New Frances Goodman Show Explores Female Identity, Autonomy

by Andy SmithPosted on

Using acrylic nails and hand-stitched sequins, Frances Goodman explores the concept of female identity in her portraits and sculptures. A new show at Richard Taittinger Gallery, titled “Beneath Her,” collects the South African artist’s most recent works around this journey. Goodman was last featured on here.

Two pieces below from the show, “Hopelessly Devoted…” and “Wide-Eyed,” have sequins applied to canvas. Her writhing and more abstract sculptures are constructed with fake nails.

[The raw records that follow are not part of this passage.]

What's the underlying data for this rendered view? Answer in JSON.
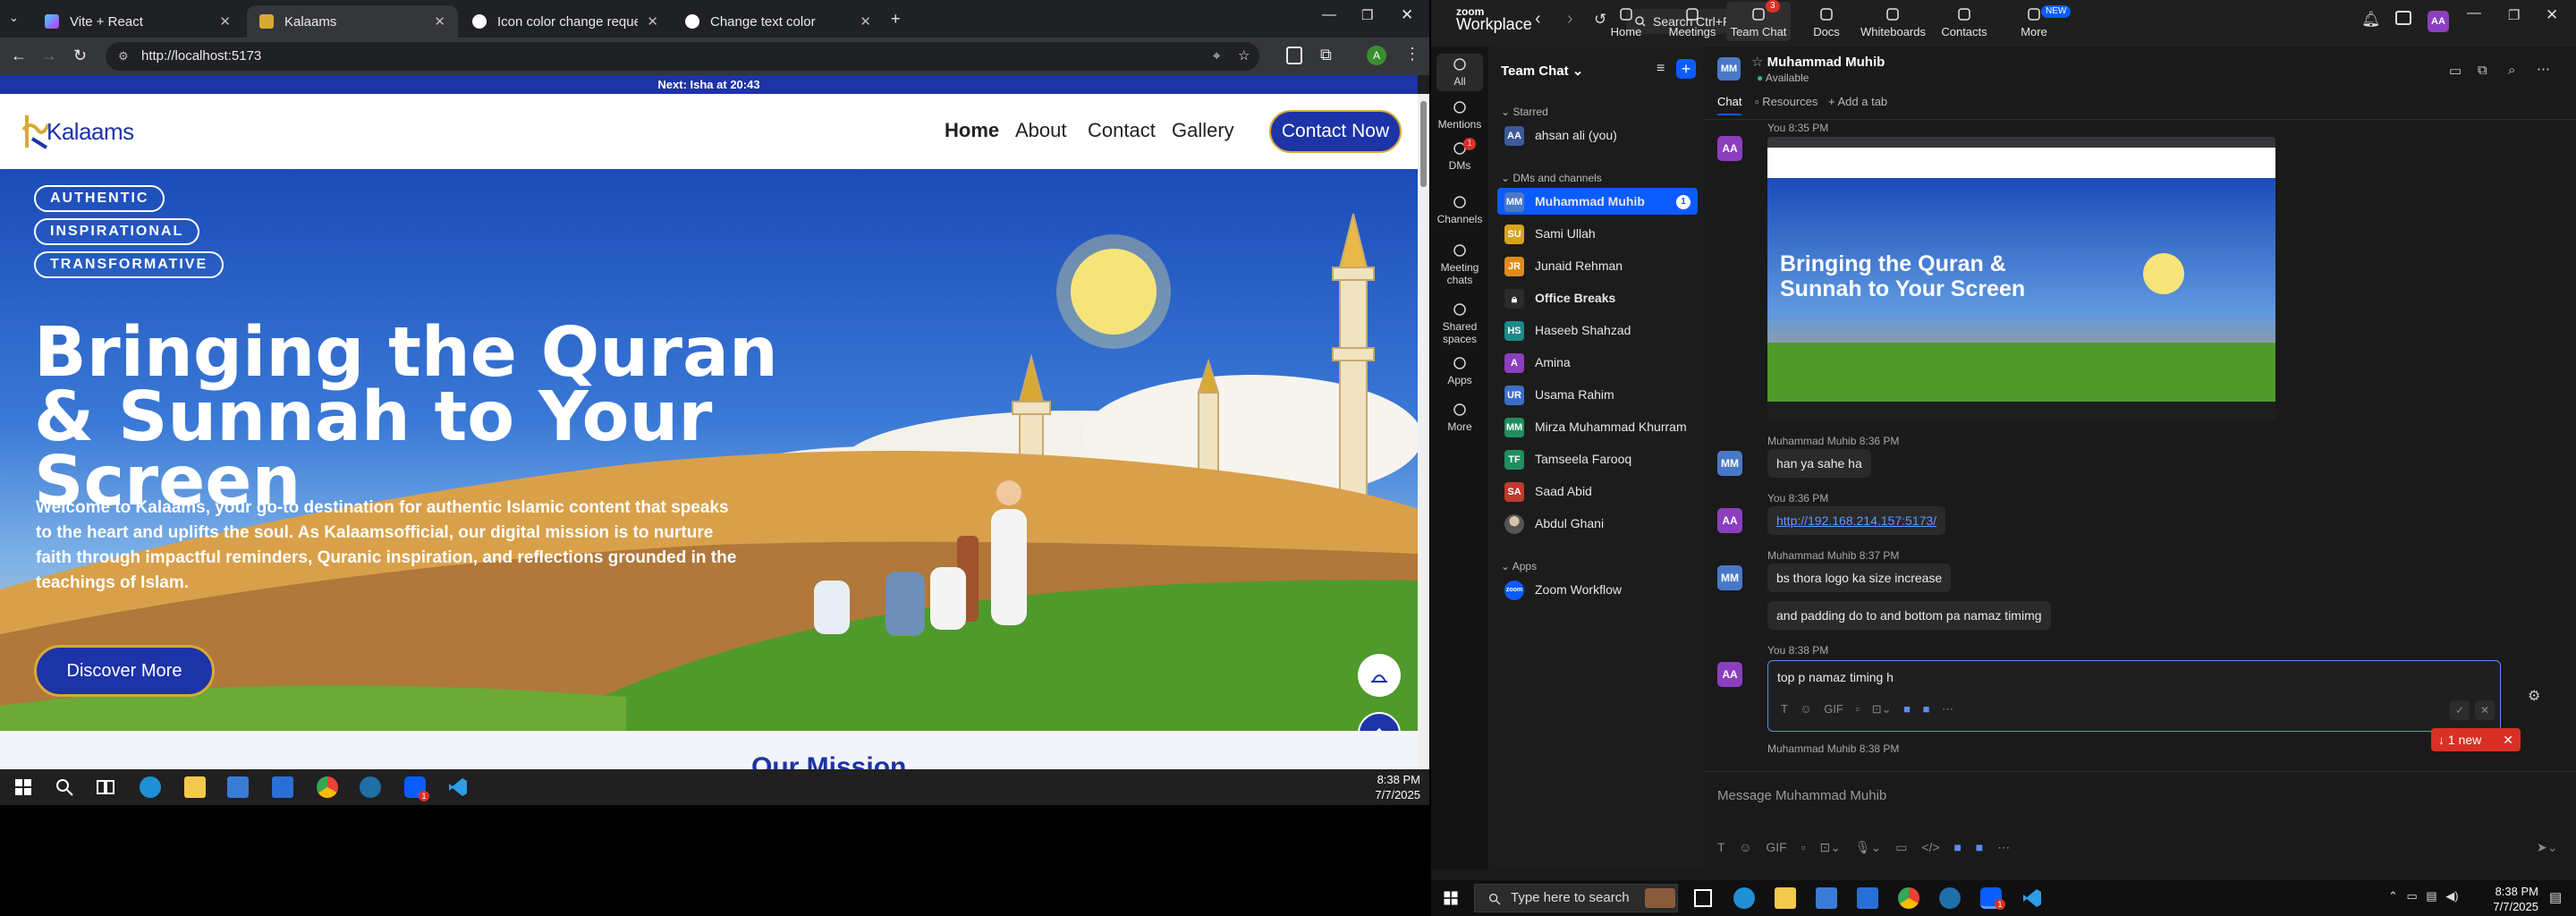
{
  "left_monitor": {
    "browser": {
      "tabs": [
        {
          "title": "Vite + React",
          "active": false
        },
        {
          "title": "Kalaams",
          "active": true
        },
        {
          "title": "Icon color change request",
          "active": false
        },
        {
          "title": "Change text color",
          "active": false
        }
      ],
      "url": "http://localhost:5173"
    },
    "website": {
      "announcement": "Next: Isha at 20:43",
      "logo_text": "Kalaams",
      "nav": [
        "Home",
        "About",
        "Contact",
        "Gallery"
      ],
      "contact_button": "Contact Now",
      "pills": [
        "AUTHENTIC",
        "INSPIRATIONAL",
        "TRANSFORMATIVE"
      ],
      "hero_title": "Bringing the Quran & Sunnah to Your Screen",
      "hero_description": "Welcome to Kalaams, your go-to destination for authentic Islamic content that speaks to the heart and uplifts the soul. As Kalaamsofficial, our digital mission is to nurture faith through impactful reminders, Quranic inspiration, and reflections grounded in the teachings of Islam.",
      "discover_button": "Discover More",
      "next_section_title": "Our Mission"
    },
    "taskbar": {
      "time": "8:38 PM",
      "date": "7/7/2025",
      "zoom_badge": "1"
    }
  },
  "zoom": {
    "logo_top": "zoom",
    "logo_bottom": "Workplace",
    "search": {
      "label": "Search",
      "shortcut": "Ctrl+F"
    },
    "top_tabs": [
      {
        "label": "Home",
        "icon": "home-icon",
        "badge": ""
      },
      {
        "label": "Meetings",
        "icon": "video-icon",
        "badge": ""
      },
      {
        "label": "Team Chat",
        "icon": "chat-icon",
        "badge": "3"
      },
      {
        "label": "Docs",
        "icon": "doc-icon",
        "badge": ""
      },
      {
        "label": "Whiteboards",
        "icon": "whiteboard-icon",
        "badge": ""
      },
      {
        "label": "Contacts",
        "icon": "contacts-icon",
        "badge": ""
      },
      {
        "label": "More",
        "icon": "more-icon",
        "badge": "NEW"
      }
    ],
    "avatar_initials": "AA",
    "rail": [
      {
        "label": "All",
        "icon": "chat-bubbles-icon",
        "badge": ""
      },
      {
        "label": "Mentions",
        "icon": "at-icon",
        "badge": ""
      },
      {
        "label": "DMs",
        "icon": "people-icon",
        "badge": "1"
      },
      {
        "label": "Channels",
        "icon": "hash-icon",
        "badge": ""
      },
      {
        "label": "Meeting chats",
        "icon": "calendar-icon",
        "badge": ""
      },
      {
        "label": "Shared spaces",
        "icon": "share-icon",
        "badge": ""
      },
      {
        "label": "Apps",
        "icon": "apps-icon",
        "badge": ""
      },
      {
        "label": "More",
        "icon": "ellipsis-icon",
        "badge": ""
      }
    ],
    "list_title": "Team Chat",
    "sections": {
      "starred": "Starred",
      "dms": "DMs and channels",
      "apps": "Apps"
    },
    "starred": [
      {
        "name": "ahsan ali (you)",
        "initials": "AA",
        "color": "#3c5a9a"
      }
    ],
    "contacts": [
      {
        "name": "Muhammad Muhib",
        "initials": "MM",
        "color": "#4a78c8",
        "active": true,
        "badge": "1"
      },
      {
        "name": "Sami Ullah",
        "initials": "SU",
        "color": "#d9a21e",
        "active": false,
        "badge": ""
      },
      {
        "name": "Junaid Rehman",
        "initials": "JR",
        "color": "#e08a1e",
        "active": false,
        "badge": ""
      },
      {
        "name": "Office Breaks",
        "initials": "",
        "color": "#2b2b2b",
        "active": false,
        "badge": "",
        "locked": true
      },
      {
        "name": "Haseeb Shahzad",
        "initials": "HS",
        "color": "#1c8a8a",
        "active": false,
        "badge": ""
      },
      {
        "name": "Amina",
        "initials": "A",
        "color": "#8b3fbf",
        "active": false,
        "badge": ""
      },
      {
        "name": "Usama Rahim",
        "initials": "UR",
        "color": "#3a6fc9",
        "active": false,
        "badge": ""
      },
      {
        "name": "Mirza Muhammad Khurram",
        "initials": "MM",
        "color": "#1f8f5f",
        "active": false,
        "badge": ""
      },
      {
        "name": "Tamseela Farooq",
        "initials": "TF",
        "color": "#1f8f5f",
        "active": false,
        "badge": ""
      },
      {
        "name": "Saad Abid",
        "initials": "SA",
        "color": "#c0392b",
        "active": false,
        "badge": ""
      },
      {
        "name": "Abdul Ghani",
        "initials": "",
        "color": "#666666",
        "active": false,
        "badge": "",
        "photo": true
      }
    ],
    "apps": [
      {
        "name": "Zoom Workflow",
        "initials": "zoom",
        "color": "#0b5cff"
      }
    ],
    "chat": {
      "contact_name": "Muhammad Muhib",
      "contact_initials": "MM",
      "status": "Available",
      "tabs": [
        "Chat",
        "Resources",
        "Add a tab"
      ],
      "messages": [
        {
          "meta": "You 8:35 PM",
          "avatar": "AA",
          "type": "image"
        },
        {
          "meta": "Muhammad Muhib 8:36 PM",
          "avatar": "MM",
          "text": "han ya sahe ha"
        },
        {
          "meta": "You 8:36 PM",
          "avatar": "AA",
          "text": "http://192.168.214.157:5173/",
          "link": true
        },
        {
          "meta": "Muhammad Muhib 8:37 PM",
          "avatar": "MM",
          "text": "bs thora logo ka size increase"
        },
        {
          "meta": "",
          "avatar": "",
          "text": "and padding do to and bottom pa namaz timimg"
        },
        {
          "meta": "You 8:38 PM",
          "avatar": "AA",
          "text": "top p namaz timing h",
          "editing": true
        },
        {
          "meta": "Muhammad Muhib 8:38 PM",
          "avatar": "",
          "text": ""
        }
      ],
      "new_badge": "1 new",
      "composer_placeholder": "Message Muhammad Muhib",
      "format_gif": "GIF"
    },
    "taskbar": {
      "search_placeholder": "Type here to search",
      "time": "8:38 PM",
      "date": "7/7/2025",
      "zoom_badge": "1"
    }
  }
}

“For the purposes of the exhibition, the surface not only refers to the skin, it also alludes to the way a woman presents herself to the world, the image she wishes to portray and the lengths she will go to maintain and perfect the exterior; whilst the ‘beneath’ is both the flesh and bones under the skin as well as the complexity of character and the time, effort and exertion that goes into the ‘making’ of a woman,” a statement says.

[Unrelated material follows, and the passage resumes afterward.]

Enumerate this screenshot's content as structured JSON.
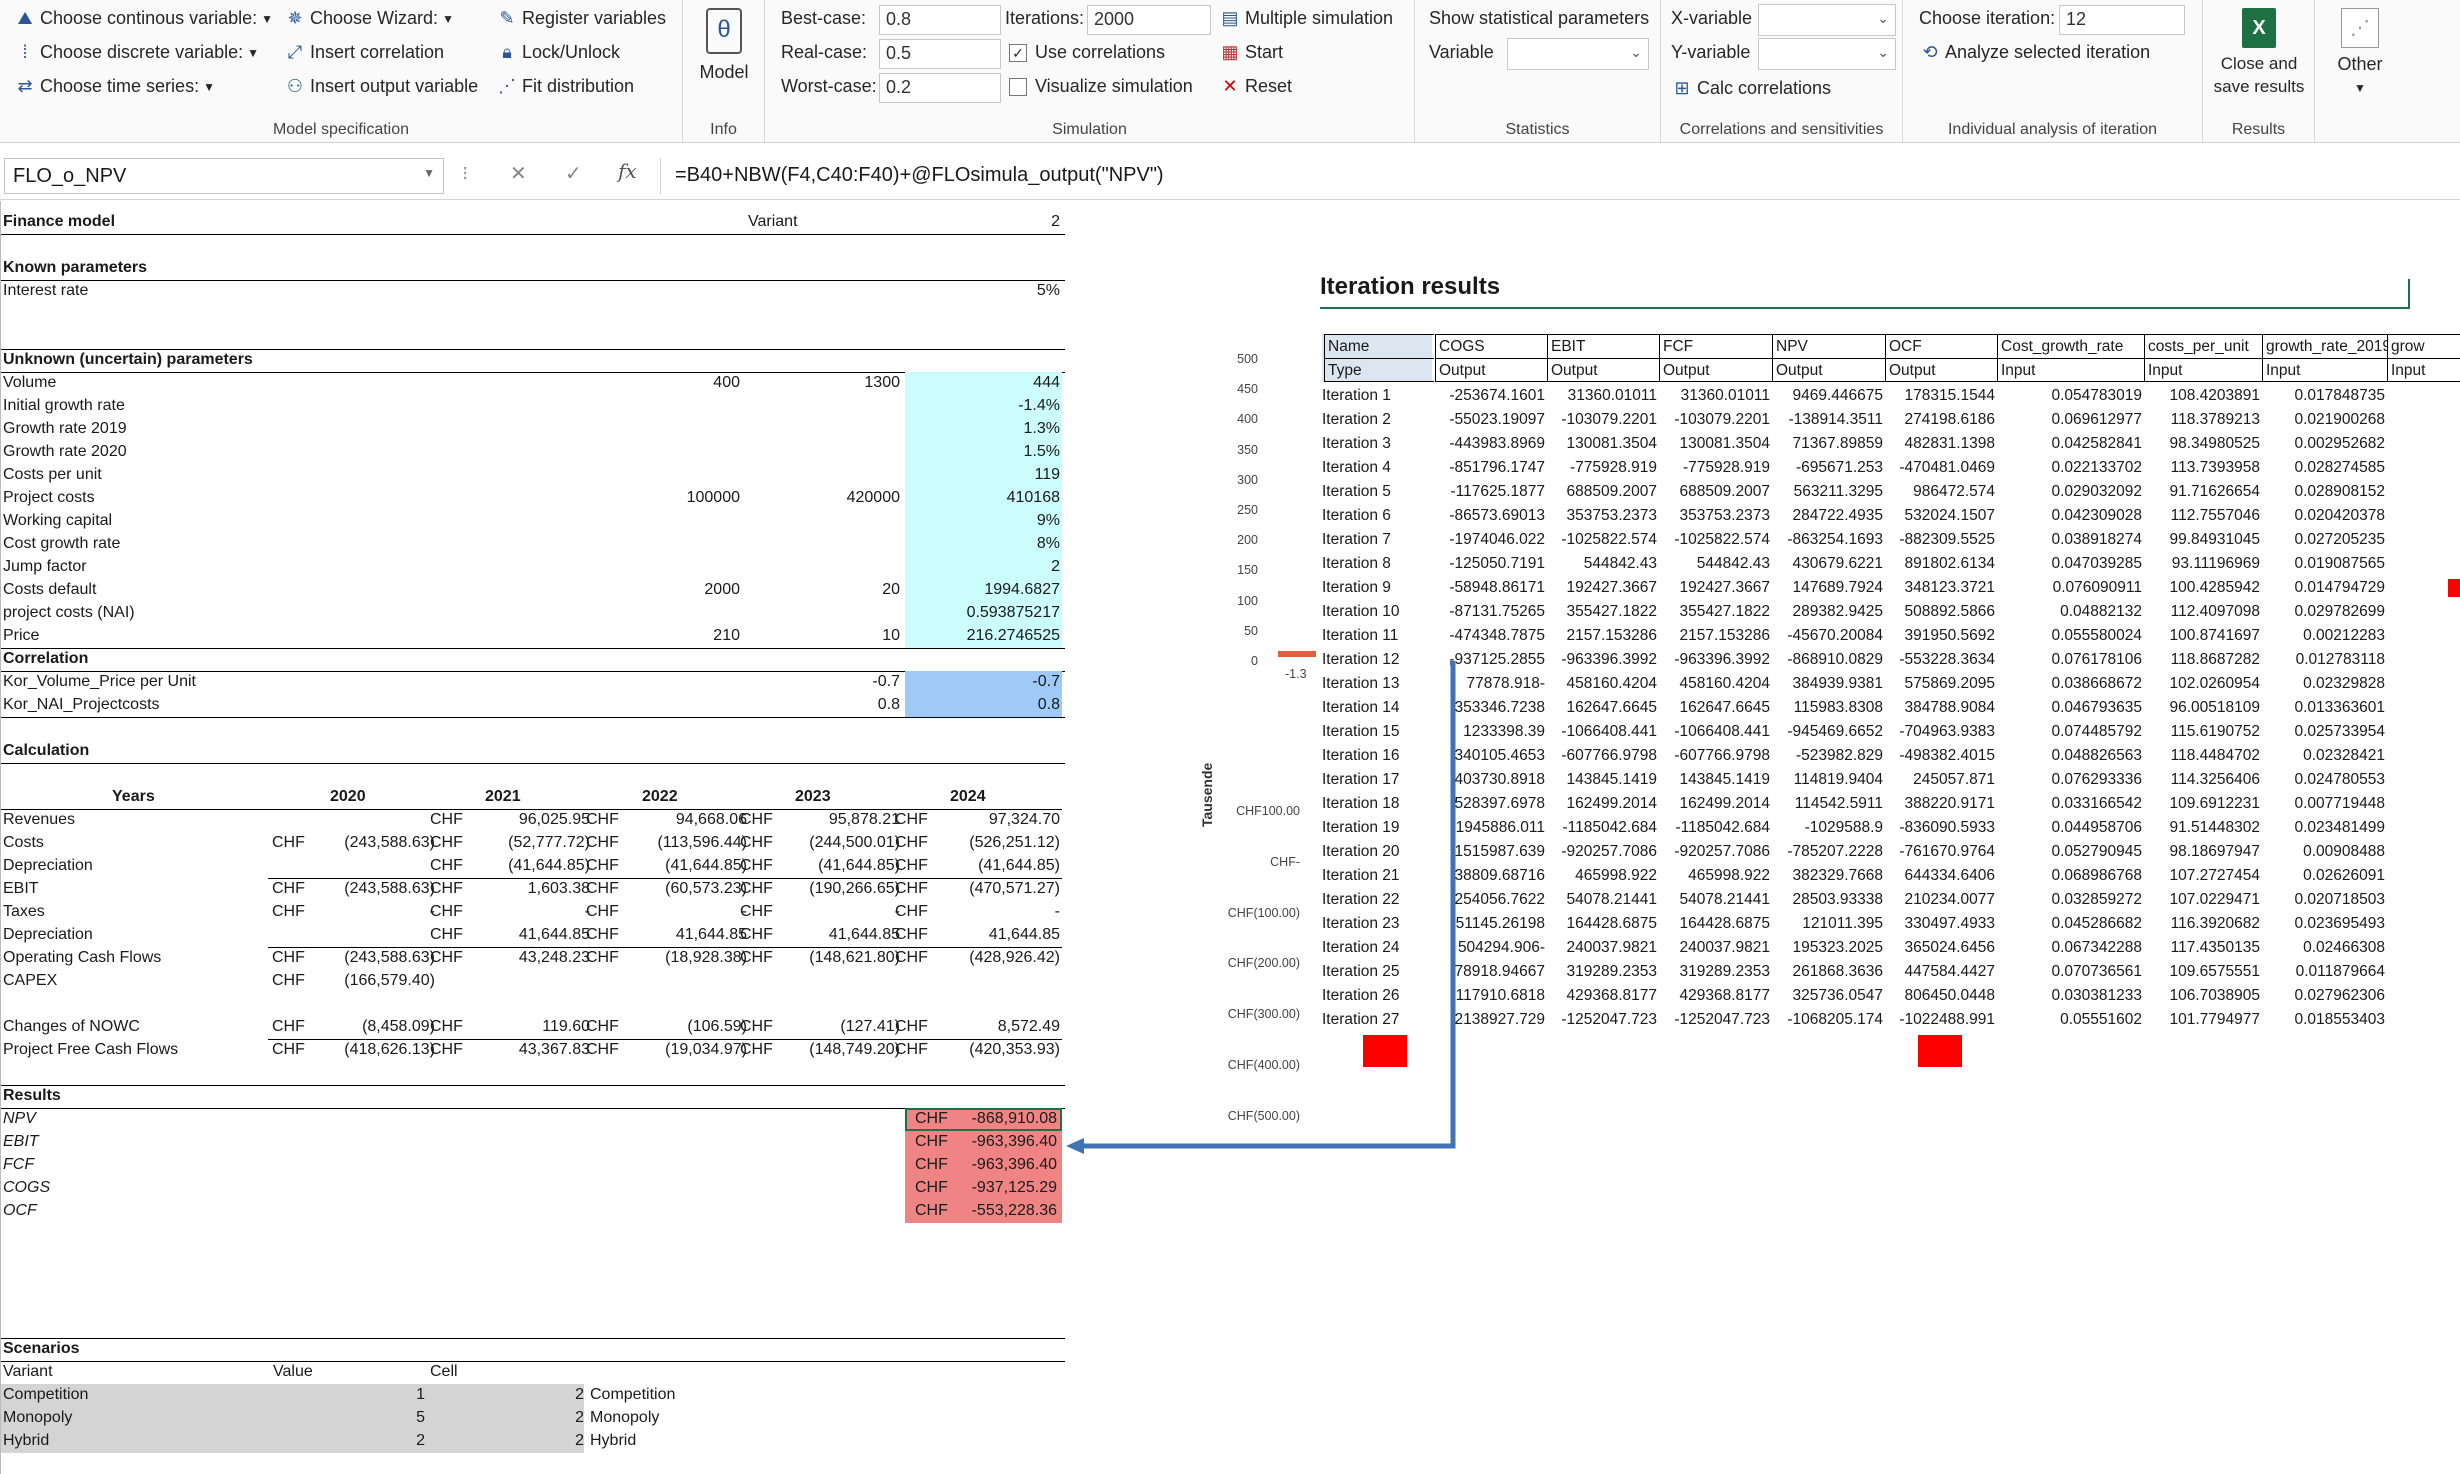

In this show, Goodman has taken quilting, embroidery, crochet, and other traditionally domestic activities and “in keeping with historical and present feminist craft art practices, subverted them.”

This is the gallery’s second show with Goodman. The show kicks off on Oct. 26 and runs through Dec. 23 at the New York City gallery.

Comments are closed.